Exercise objective: The data that follows is to be copied exactly, with each image removed.

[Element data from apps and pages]
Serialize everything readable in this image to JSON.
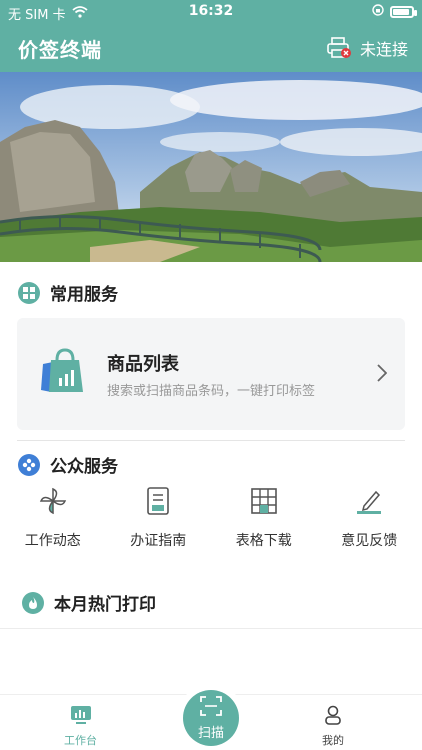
{
  "status_bar": {
    "carrier": "无 SIM 卡",
    "time": "16:32",
    "battery_level": 0.9
  },
  "header": {
    "title": "价签终端",
    "connection_status": "未连接"
  },
  "common_services": {
    "title": "常用服务",
    "card": {
      "title": "商品列表",
      "subtitle": "搜索或扫描商品条码，一键打印标签"
    }
  },
  "public_services": {
    "title": "公众服务",
    "items": [
      {
        "label": "工作动态",
        "icon": "pinwheel-icon"
      },
      {
        "label": "办证指南",
        "icon": "document-icon"
      },
      {
        "label": "表格下载",
        "icon": "table-grid-icon"
      },
      {
        "label": "意见反馈",
        "icon": "pen-icon"
      }
    ]
  },
  "hot_prints": {
    "title": "本月热门打印"
  },
  "tabbar": {
    "work_label": "工作台",
    "scan_label": "扫描",
    "me_label": "我的"
  },
  "colors": {
    "accent": "#5fb0a3",
    "danger": "#e0393e",
    "blue": "#3f7fd6"
  }
}
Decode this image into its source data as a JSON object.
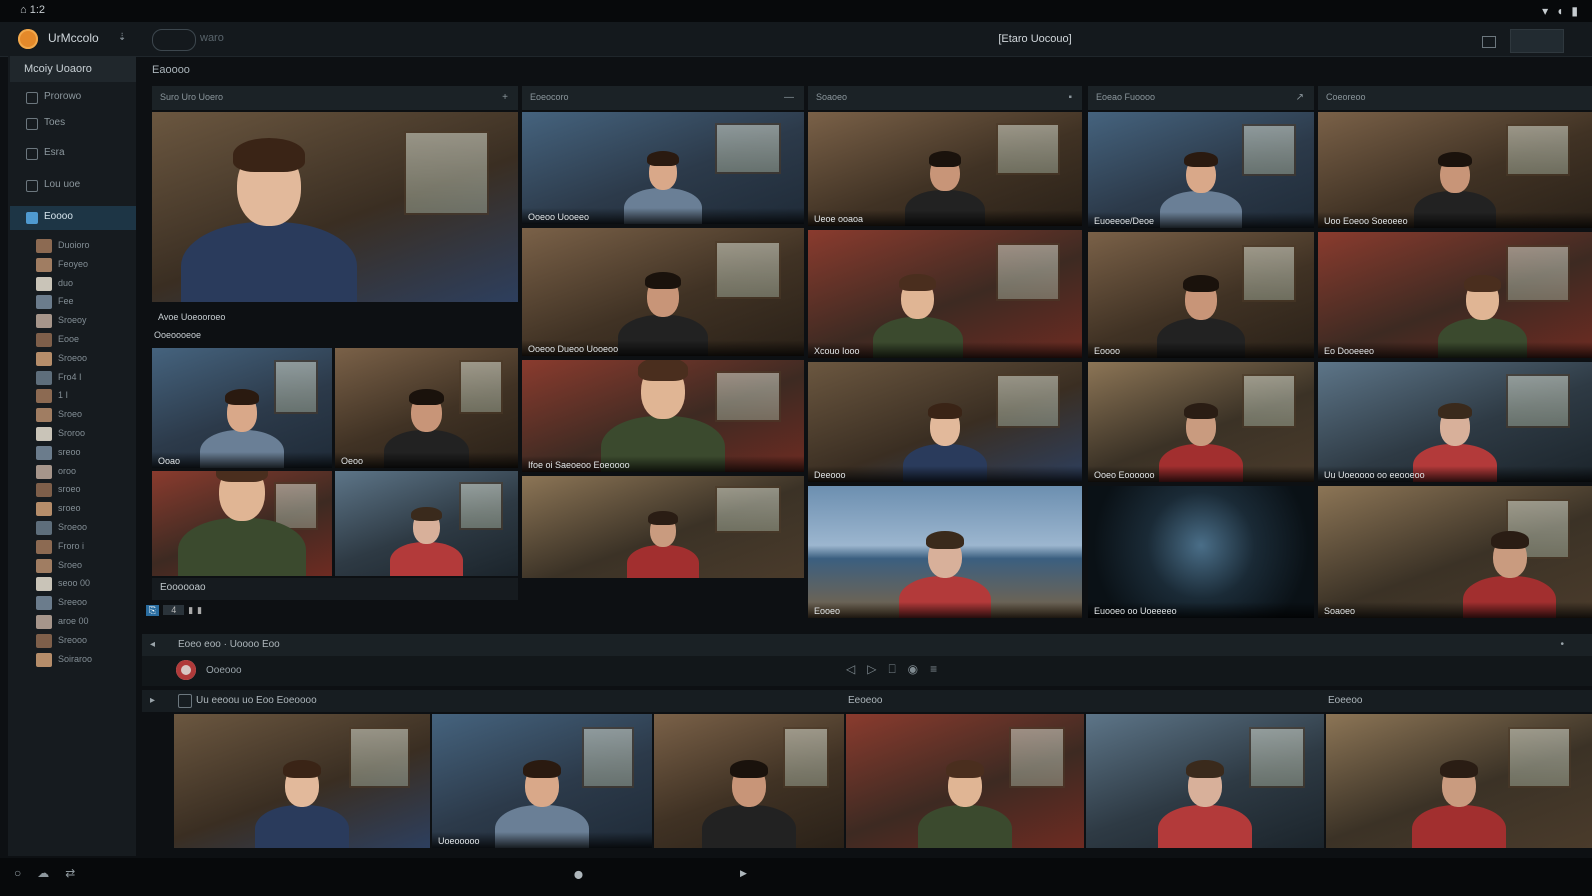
{
  "system": {
    "left_text": "⌂ 1:2",
    "right_icons": [
      "wifi-icon",
      "volume-icon",
      "battery-icon"
    ]
  },
  "titlebar": {
    "app_name": "UrMccolo",
    "logo_text": "waro",
    "window_title": "[Etaro Uocouo]"
  },
  "sidebar": {
    "header": "Mcoiy Uoaoro",
    "nav": [
      {
        "label": "Prorowo",
        "icon": "home-icon"
      },
      {
        "label": "Toes",
        "icon": "clock-icon"
      },
      {
        "label": "Esra",
        "icon": "people-icon"
      },
      {
        "label": "Lou uoe",
        "icon": "chat-icon"
      },
      {
        "label": "Eoooo",
        "icon": "video-icon",
        "active": true
      }
    ],
    "tree": [
      "Duoioro",
      "Feoyeo",
      "duo",
      "Fee",
      "Sroeoy",
      "Eooe",
      "Sroeoo",
      "Fro4 I",
      "1 I",
      "Sroeo",
      "Sroroo",
      "sreoo",
      "oroo",
      "sroeo",
      "sroeo",
      "Sroeoo",
      "Froro i",
      "Sroeo",
      "seoo 00",
      "Sreeoo",
      "aroe 00",
      "Sreooo",
      "Soiraroo"
    ]
  },
  "main": {
    "label": "Eaoooo",
    "columns": [
      {
        "title": "Suro Uro Uoero",
        "icon": "+"
      },
      {
        "title": "Eoeocoro",
        "icon": "—"
      },
      {
        "title": "Soaoeo",
        "icon": "▪"
      },
      {
        "title": "Eoeao Fuoooo",
        "icon": "↗"
      },
      {
        "title": "Coeoreoo",
        "icon": ""
      }
    ],
    "big_tile": {
      "caption": "Avoe Uoeooroeo",
      "sub": "Ooeoooeoe"
    },
    "c1_tiles": [
      "Ooao",
      "Oeoo",
      "",
      ""
    ],
    "c1_footer": "Eoooooao",
    "c2_tiles": [
      "Ooeoo Uooeeo",
      "Ooeoo Dueoo Uooeoo",
      "Ifoe oi Saeoeoo Eoeoooo",
      ""
    ],
    "c3_tiles": [
      "Ueoe ooaoa",
      "Xcouo Iooo",
      "Deeooo",
      "Eooeo"
    ],
    "c4_tiles": [
      "Euoeeoe/Deoe",
      "Eoooo",
      "Ooeo Eoooooo",
      "Euooeo oo Uoeeeeo"
    ],
    "c5_tiles": [
      "Uoo Eoeoo Soeoeeo",
      "Eo Dooeeeo",
      "Uu Uoeoooo oo eeooeoo",
      "Soaoeo"
    ],
    "page_controls": [
      "⎘",
      "4",
      "▮",
      "▮"
    ]
  },
  "controls": {
    "toolbar_label": "Eoeo eoo · Uoooo Eoo",
    "record_label": "Ooeooo",
    "center_icons": [
      "◁",
      "▷",
      "⎕",
      "◉",
      "≡"
    ],
    "strip_title": "Uu eeoou uo Eoo Eoeoooo",
    "strip_center_label": "Eeoeoo",
    "strip_right_label": "Eoeeoo",
    "strip_tiles": [
      "",
      "Uoeooooo",
      "",
      "",
      "",
      ""
    ]
  },
  "status": {
    "left_icons": [
      "power-icon",
      "cloud-icon",
      "sync-icon"
    ],
    "center": "⬤",
    "center2": "▶"
  }
}
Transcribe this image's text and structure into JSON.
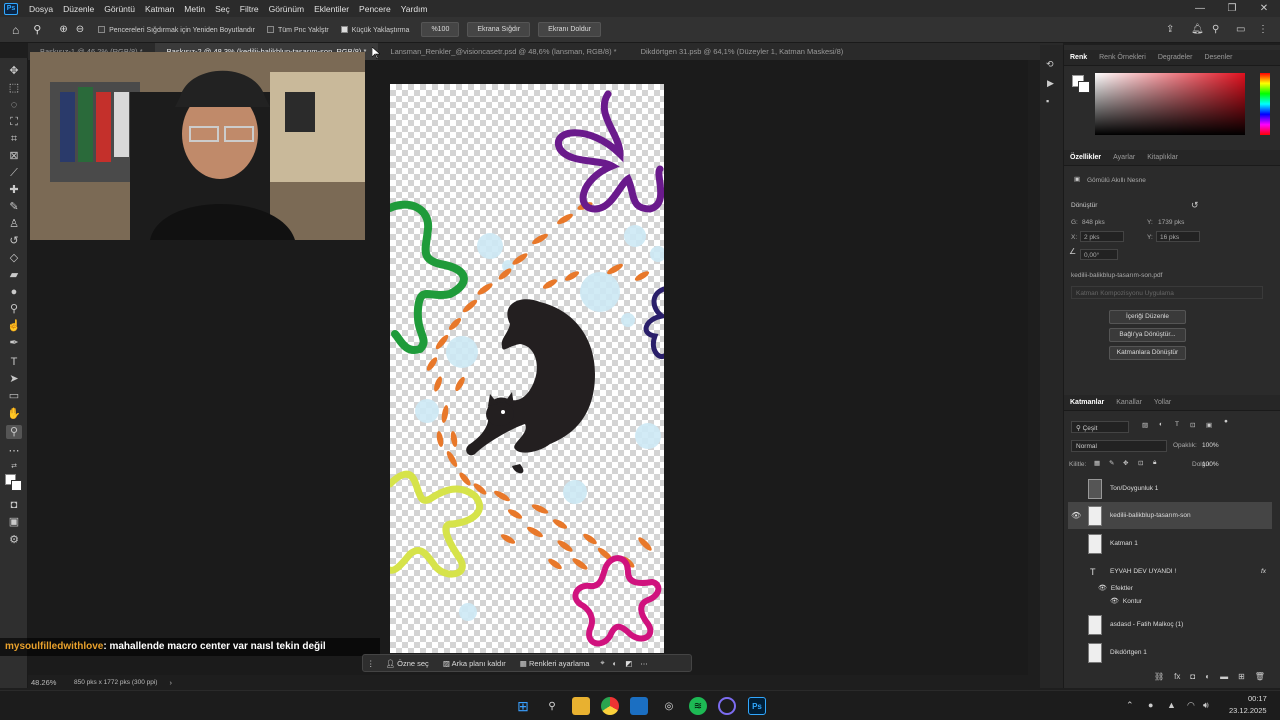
{
  "app": {
    "logo": "Ps"
  },
  "menu": [
    "Dosya",
    "Düzenle",
    "Görüntü",
    "Katman",
    "Metin",
    "Seç",
    "Filtre",
    "Görünüm",
    "Eklentiler",
    "Pencere",
    "Yardım"
  ],
  "window_controls": {
    "minimize": "—",
    "maximize": "❐",
    "close": "✕"
  },
  "options": {
    "resize_windows": "Pencereleri Sığdırmak için Yeniden Boyutlandır",
    "zoom_all": "Tüm Pnc Yaklştr",
    "scrubby_zoom": "Küçük Yaklaştırma",
    "zoom_value": "%100",
    "fit_screen": "Ekrana Sığdır",
    "fill_screen": "Ekranı Doldur"
  },
  "tabs": [
    {
      "label": "Baskısız-1 @ 46,2% (RGB/8) *"
    },
    {
      "label": "Baskısız-2 @ 48,3% (kedilii-balikblup-tasarım-son, RGB/8) *",
      "active": true
    },
    {
      "label": "Lansman_Renkler_@visioncasetr.psd @ 48,6% (lansman, RGB/8) *"
    },
    {
      "label": "Dikdörtgen 31.psb @ 64,1% (Düzeyler 1, Katman Maskesi/8)"
    }
  ],
  "chat": {
    "user": "mysoulfilledwithlove",
    "message": ": mahallende macro center var naısl tekin değil"
  },
  "context_bar": {
    "select_subject": "Özne seç",
    "remove_bg": "Arka planı kaldır",
    "adjust_colors": "Renkleri ayarlama"
  },
  "status": {
    "zoom": "48.26%",
    "doc_info": "850 pks x 1772 pks (300 ppi)"
  },
  "color_panel": {
    "tabs": [
      "Renk",
      "Renk Örnekleri",
      "Degradeler",
      "Desenler"
    ],
    "active": "Renk",
    "hue": "#e0101e"
  },
  "properties": {
    "tabs": [
      "Özellikler",
      "Ayarlar",
      "Kitaplıklar"
    ],
    "type": "Gömülü Akıllı Nesne",
    "transform_title": "Dönüştür",
    "w_label": "G:",
    "w_value": "848 pks",
    "h_label": "Y:",
    "h_value": "1739 pks",
    "x_label": "X:",
    "x_value": "2 pks",
    "y_label": "Y:",
    "y_value": "16 pks",
    "angle": "0,00°",
    "file": "kedilii-balikblup-tasarım-son.pdf",
    "layer_comp": "Katman Kompozisyonu Uygulama",
    "edit_contents": "İçeriği Düzenle",
    "convert_linked": "Bağlı'ya Dönüştür...",
    "convert_layers": "Katmanlara Dönüştür"
  },
  "layers_panel": {
    "tabs": [
      "Katmanlar",
      "Kanallar",
      "Yollar"
    ],
    "filter": "Çeşit",
    "blend": "Normal",
    "opacity_label": "Opaklık:",
    "opacity": "100%",
    "lock_label": "Kilitle:",
    "fill_label": "Dolgu:",
    "fill": "100%",
    "layers": [
      {
        "name": "Ton/Doygunluk 1"
      },
      {
        "name": "kedilii-balikblup-tasarım-son",
        "selected": true
      },
      {
        "name": "Katman 1"
      },
      {
        "name": "EYVAH DEV UYANDI  !"
      },
      {
        "name": "Efektler"
      },
      {
        "name": "Kontur"
      },
      {
        "name": "asdasd - Fatih Malkoç (1)"
      },
      {
        "name": "Dikdörtgen 1"
      }
    ],
    "fx": "fx"
  },
  "taskbar": {
    "time": "00:17",
    "date": "23.12.2025"
  }
}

Response to this task:
Serialize everything readable in this image to JSON.
{
  "status_bar": {
    "carrier": "无 SIM 卡",
    "time": "16:32",
    "battery_level": 0.9
  },
  "header": {
    "title": "价签终端",
    "connection_status": "未连接"
  },
  "common_services": {
    "title": "常用服务",
    "card": {
      "title": "商品列表",
      "subtitle": "搜索或扫描商品条码，一键打印标签"
    }
  },
  "public_services": {
    "title": "公众服务",
    "items": [
      {
        "label": "工作动态",
        "icon": "pinwheel-icon"
      },
      {
        "label": "办证指南",
        "icon": "document-icon"
      },
      {
        "label": "表格下载",
        "icon": "table-grid-icon"
      },
      {
        "label": "意见反馈",
        "icon": "pen-icon"
      }
    ]
  },
  "hot_prints": {
    "title": "本月热门打印"
  },
  "tabbar": {
    "work_label": "工作台",
    "scan_label": "扫描",
    "me_label": "我的"
  },
  "colors": {
    "accent": "#5fb0a3",
    "danger": "#e0393e",
    "blue": "#3f7fd6"
  }
}
Decode this image into its source data as a JSON object.
{
  "system": {
    "left_text": "⌂ 1:2",
    "right_icons": [
      "wifi-icon",
      "volume-icon",
      "battery-icon"
    ]
  },
  "titlebar": {
    "app_name": "UrMccolo",
    "logo_text": "waro",
    "window_title": "[Etaro Uocouo]"
  },
  "sidebar": {
    "header": "Mcoiy Uoaoro",
    "nav": [
      {
        "label": "Prorowo",
        "icon": "home-icon"
      },
      {
        "label": "Toes",
        "icon": "clock-icon"
      },
      {
        "label": "Esra",
        "icon": "people-icon"
      },
      {
        "label": "Lou uoe",
        "icon": "chat-icon"
      },
      {
        "label": "Eoooo",
        "icon": "video-icon",
        "active": true
      }
    ],
    "tree": [
      "Duoioro",
      "Feoyeo",
      "duo",
      "Fee",
      "Sroeoy",
      "Eooe",
      "Sroeoo",
      "Fro4 I",
      "1 I",
      "Sroeo",
      "Sroroo",
      "sreoo",
      "oroo",
      "sroeo",
      "sroeo",
      "Sroeoo",
      "Froro i",
      "Sroeo",
      "seoo 00",
      "Sreeoo",
      "aroe 00",
      "Sreooo",
      "Soiraroo"
    ]
  },
  "main": {
    "label": "Eaoooo",
    "columns": [
      {
        "title": "Suro Uro Uoero",
        "icon": "+"
      },
      {
        "title": "Eoeocoro",
        "icon": "—"
      },
      {
        "title": "Soaoeo",
        "icon": "▪"
      },
      {
        "title": "Eoeao Fuoooo",
        "icon": "↗"
      },
      {
        "title": "Coeoreoo",
        "icon": ""
      }
    ],
    "big_tile": {
      "caption": "Avoe Uoeooroeo",
      "sub": "Ooeoooeoe"
    },
    "c1_tiles": [
      "Ooao",
      "Oeoo",
      "",
      ""
    ],
    "c1_footer": "Eoooooao",
    "c2_tiles": [
      "Ooeoo Uooeeo",
      "Ooeoo Dueoo Uooeoo",
      "Ifoe oi Saeoeoo Eoeoooo",
      ""
    ],
    "c3_tiles": [
      "Ueoe ooaoa",
      "Xcouo Iooo",
      "Deeooo",
      "Eooeo"
    ],
    "c4_tiles": [
      "Euoeeoe/Deoe",
      "Eoooo",
      "Ooeo Eoooooo",
      "Euooeo oo Uoeeeeo"
    ],
    "c5_tiles": [
      "Uoo Eoeoo Soeoeeo",
      "Eo Dooeeeo",
      "Uu Uoeoooo oo eeooeoo",
      "Soaoeo"
    ],
    "page_controls": [
      "⎘",
      "4",
      "▮",
      "▮"
    ]
  },
  "controls": {
    "toolbar_label": "Eoeo eoo · Uoooo Eoo",
    "record_label": "Ooeooo",
    "center_icons": [
      "◁",
      "▷",
      "⎕",
      "◉",
      "≡"
    ],
    "strip_title": "Uu eeoou uo Eoo Eoeoooo",
    "strip_center_label": "Eeoeoo",
    "strip_right_label": "Eoeeoo",
    "strip_tiles": [
      "",
      "Uoeooooo",
      "",
      "",
      "",
      ""
    ]
  },
  "status": {
    "left_icons": [
      "power-icon",
      "cloud-icon",
      "sync-icon"
    ],
    "center": "⬤",
    "center2": "▶"
  }
}
Transcribe this image's text and structure into JSON.
{
  "app": {
    "logo": "Ps"
  },
  "menu": [
    "Dosya",
    "Düzenle",
    "Görüntü",
    "Katman",
    "Metin",
    "Seç",
    "Filtre",
    "Görünüm",
    "Eklentiler",
    "Pencere",
    "Yardım"
  ],
  "window_controls": {
    "minimize": "—",
    "maximize": "❐",
    "close": "✕"
  },
  "options": {
    "resize_windows": "Pencereleri Sığdırmak için Yeniden Boyutlandır",
    "zoom_all": "Tüm Pnc Yaklştr",
    "scrubby_zoom": "Küçük Yaklaştırma",
    "zoom_value": "%100",
    "fit_screen": "Ekrana Sığdır",
    "fill_screen": "Ekranı Doldur"
  },
  "tabs": [
    {
      "label": "Baskısız-1 @ 46,2% (RGB/8) *"
    },
    {
      "label": "Baskısız-2 @ 48,3% (kedilii-balikblup-tasarım-son, RGB/8) *",
      "active": true
    },
    {
      "label": "Lansman_Renkler_@visioncasetr.psd @ 48,6% (lansman, RGB/8) *"
    },
    {
      "label": "Dikdörtgen 31.psb @ 64,1% (Düzeyler 1, Katman Maskesi/8)"
    }
  ],
  "chat": {
    "user": "mysoulfilledwithlove",
    "message": ": mahallende macro center var naısl tekin değil"
  },
  "context_bar": {
    "select_subject": "Özne seç",
    "remove_bg": "Arka planı kaldır",
    "adjust_colors": "Renkleri ayarlama"
  },
  "status": {
    "zoom": "48.26%",
    "doc_info": "850 pks x 1772 pks (300 ppi)"
  },
  "color_panel": {
    "tabs": [
      "Renk",
      "Renk Örnekleri",
      "Degradeler",
      "Desenler"
    ],
    "active": "Renk",
    "hue": "#e0101e"
  },
  "properties": {
    "tabs": [
      "Özellikler",
      "Ayarlar",
      "Kitaplıklar"
    ],
    "type": "Gömülü Akıllı Nesne",
    "transform_title": "Dönüştür",
    "w_label": "G:",
    "w_value": "848 pks",
    "h_label": "Y:",
    "h_value": "1739 pks",
    "x_label": "X:",
    "x_value": "2 pks",
    "y_label": "Y:",
    "y_value": "16 pks",
    "angle": "0,00°",
    "file": "kedilii-balikblup-tasarım-son.pdf",
    "layer_comp": "Katman Kompozisyonu Uygulama",
    "edit_contents": "İçeriği Düzenle",
    "convert_linked": "Bağlı'ya Dönüştür...",
    "convert_layers": "Katmanlara Dönüştür"
  },
  "layers_panel": {
    "tabs": [
      "Katmanlar",
      "Kanallar",
      "Yollar"
    ],
    "filter": "Çeşit",
    "blend": "Normal",
    "opacity_label": "Opaklık:",
    "opacity": "100%",
    "lock_label": "Kilitle:",
    "fill_label": "Dolgu:",
    "fill": "100%",
    "layers": [
      {
        "name": "Ton/Doygunluk 1"
      },
      {
        "name": "kedilii-balikblup-tasarım-son",
        "selected": true
      },
      {
        "name": "Katman 1"
      },
      {
        "name": "EYVAH DEV UYANDI  !"
      },
      {
        "name": "Efektler"
      },
      {
        "name": "Kontur"
      },
      {
        "name": "asdasd - Fatih Malkoç (1)"
      },
      {
        "name": "Dikdörtgen 1"
      }
    ],
    "fx": "fx"
  },
  "taskbar": {
    "time": "00:17",
    "date": "23.12.2025"
  }
}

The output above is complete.